Saudi Arabia's Supreme Court called on Muslims in the kingdom to watch for the crescent moon on Sunday evening, which would mark the start of Ramadan.
Whoever spots the Moon, whether with the naked eye or through binoculars, should report it to the nearest court and register their testimony, or ask the local authority in the area where they made the sighting to help them to do so, the Supreme Court said on Friday.
Searching for the new crescent moon can be difficult, because it is usually faint and is visible for only about 20 minutes.
Saudi Arabia said it expected Ramadan to begin on April 12 this year, although this early prediction would still need to be confirmed by a Moon-sighting.
If the Moon is observed over the kingdom on Saturday, the holy month will begin the next day.

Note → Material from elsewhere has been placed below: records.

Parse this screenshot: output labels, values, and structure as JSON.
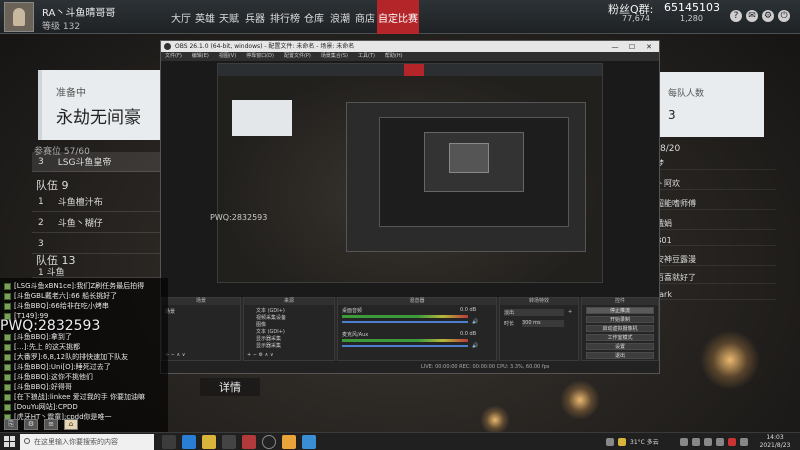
{
  "game": {
    "player_name": "RA丶斗鱼晴哥哥",
    "player_level": "等级 132",
    "nav": [
      "大厅",
      "英雄",
      "天赋",
      "兵器",
      "排行榜",
      "仓库",
      "浪潮",
      "商店",
      "自定比赛"
    ],
    "fans_label": "粉丝Q群:",
    "fans_group": "65145103",
    "coins_a": "77,674",
    "coins_b": "1,280"
  },
  "lobby": {
    "status": "准备中",
    "name": "永劫无间豪",
    "per_team_label": "每队人数",
    "per_team_value": "3",
    "seats_label": "参赛位 57/60",
    "seats_right": "8/20",
    "left_rows": [
      {
        "num": "3",
        "name": "LSG斗鱼皇帝"
      }
    ],
    "team9_label": "队伍 9",
    "team9_rows": [
      {
        "num": "1",
        "name": "斗鱼檀汁布"
      },
      {
        "num": "2",
        "name": "斗鱼丶糊仔"
      },
      {
        "num": "3",
        "name": ""
      }
    ],
    "team13_label": "队伍 13",
    "team13_row": "1  斗鱼",
    "right_entries": [
      "梦",
      "丶阿欢",
      "",
      "超能嗜师傅",
      "",
      "娥娟",
      "B01",
      "安神豆露漫",
      "百喜就好了",
      "",
      "tark"
    ],
    "detail_button": "详情"
  },
  "obs": {
    "title": "OBS 26.1.0 (64-bit, windows) - 配置文件: 未命名 - 场景: 未命名",
    "menu": [
      "文件(F)",
      "编辑(E)",
      "视图(V)",
      "停靠窗口(D)",
      "配置文件(P)",
      "场景集合(S)",
      "工具(T)",
      "帮助(H)"
    ],
    "docks": {
      "scenes": "场景",
      "sources": "来源",
      "mixer": "混音器",
      "transitions": "转场特效",
      "controls": "控件",
      "scene_item": "场景",
      "source_items": [
        "文本 (GDI+)",
        "视频采集设备",
        "图像",
        "文本 (GDI+)",
        "显示器采集",
        "显示器采集"
      ],
      "mixer_items": [
        "桌面音频",
        "麦克风/Aux"
      ],
      "mixer_db": [
        "0.0 dB",
        "0.0 dB"
      ],
      "transition_value": "淡出",
      "transition_duration_label": "时长",
      "transition_duration": "300 ms",
      "control_buttons": [
        "停止推流",
        "开始录制",
        "启动虚拟摄像机",
        "工作室模式",
        "设置",
        "退出"
      ]
    },
    "status": "LIVE: 00:00:00   REC: 00:00:00   CPU: 3.3%, 60.00 fps"
  },
  "overlay": {
    "pwq_big": "PWQ:2832593",
    "pwq_small": "PWQ:2832593"
  },
  "chat": {
    "lines": [
      "[LSG斗鱼xBN1ce]:我们Z刷任务最后拍得",
      "[斗鱼GBL戴老六]:66 船长挑好了",
      "[斗鱼BBQ]:66给非在吃小烤串",
      "[T149]:99",
      "[斗鱼BBQ]:拿到了",
      "[…]:先上 的这天挑都",
      "[大番罗]:6,8,12队的排快速加下队友",
      "[斗鱼BBQ]:Uni[O]:睡死过去了",
      "[斗鱼BBQ]:这你不挑他们",
      "[斗鱼BBQ]:好得哥",
      "[在下狼战]:linkee 爱过我的手 你要加油嘛",
      "[DouYu网站]:CPDD",
      "[虎牙HT丶震童]:cpdd你是唯一"
    ]
  },
  "taskbar": {
    "search_placeholder": "在这里输入你要搜索的内容",
    "weather": "31°C 多云",
    "time": "14:03",
    "date": "2021/8/23"
  }
}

If not, it will start on Monday, April 12.
The Muslim world typically looks to Saudi Arabia when it comes to deciding the days on which major religious events fall, including the start of Ramadan and Eid Al Fitr, which marks the end of the holy month.
Meanwhile, the Saudi interior ministry announced a fine of 10,000 riyals ($2,666) for attempting to perform the Umrah pilgrimage during Ramadan without a permit.
Anyone caught attempting to enter the holy site of Makkah without a permit will be subject to a 1,000 riyal fine, a source at the ministry told the state Saudi Press Agency.